Infertility is a common occurrence for couples. Millions of women each year have trouble getting pregnant or experience multiple miscarriages.
There may be multiple factors affecting your ovulation, fertilization and implantation – the phases necessary to become pregnant.
Some risk factors for infertility include:
- Age (infertility risk increases after age 30)
- Poor diet
- Being overweight or underweight
- Drug, tobacco and alcohol use
- STDs, endometriosis and pelvic inflammatory disease
- Athletic training
If you are diagnosed with infertility, your doctor might recommend treatment options depending on your specific circumstances.
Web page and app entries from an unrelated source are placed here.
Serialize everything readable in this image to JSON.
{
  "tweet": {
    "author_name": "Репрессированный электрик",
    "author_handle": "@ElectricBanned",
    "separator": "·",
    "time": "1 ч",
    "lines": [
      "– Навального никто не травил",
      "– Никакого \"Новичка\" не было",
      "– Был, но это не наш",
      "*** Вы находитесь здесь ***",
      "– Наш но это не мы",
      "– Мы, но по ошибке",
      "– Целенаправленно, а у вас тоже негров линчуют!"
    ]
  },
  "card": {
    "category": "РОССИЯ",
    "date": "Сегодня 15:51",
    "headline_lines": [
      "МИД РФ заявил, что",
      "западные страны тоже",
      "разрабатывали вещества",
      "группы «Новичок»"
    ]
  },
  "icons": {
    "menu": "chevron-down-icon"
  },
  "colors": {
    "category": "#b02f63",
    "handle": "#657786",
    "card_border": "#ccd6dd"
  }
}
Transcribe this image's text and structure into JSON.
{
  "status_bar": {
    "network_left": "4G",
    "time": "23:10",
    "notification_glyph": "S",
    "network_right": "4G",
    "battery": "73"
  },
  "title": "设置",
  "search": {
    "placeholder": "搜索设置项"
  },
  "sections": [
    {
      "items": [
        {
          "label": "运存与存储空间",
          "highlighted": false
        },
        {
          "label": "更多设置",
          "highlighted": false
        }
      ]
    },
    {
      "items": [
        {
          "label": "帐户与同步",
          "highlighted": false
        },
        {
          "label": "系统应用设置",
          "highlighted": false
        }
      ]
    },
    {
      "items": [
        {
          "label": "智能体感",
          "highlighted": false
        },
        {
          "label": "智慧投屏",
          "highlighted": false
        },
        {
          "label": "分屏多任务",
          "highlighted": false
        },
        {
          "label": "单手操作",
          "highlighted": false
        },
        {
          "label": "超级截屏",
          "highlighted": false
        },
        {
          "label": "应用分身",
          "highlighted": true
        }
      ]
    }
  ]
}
Common treatments may include:
- Fertility drugs
- Surgery for damaged female or male reproductive organs
- Assisted reproductive technology (ART), such as in vitro fertilization
- Artificial insemination, donor eggs or gestational carriers
How to talk to your doctor
Start by telling your doctor when you decide to begin a family. If you've been trying to get pregnant for an entire year without success, ask your doctor about a fertility evaluation and ask your husband or partner to do the same.
Consider seeing your doctor sooner if:
- You're under 35 and have been trying for six months
- Your periods are irregular or painful
- You have endometriosis or a pelvic inflammatory disease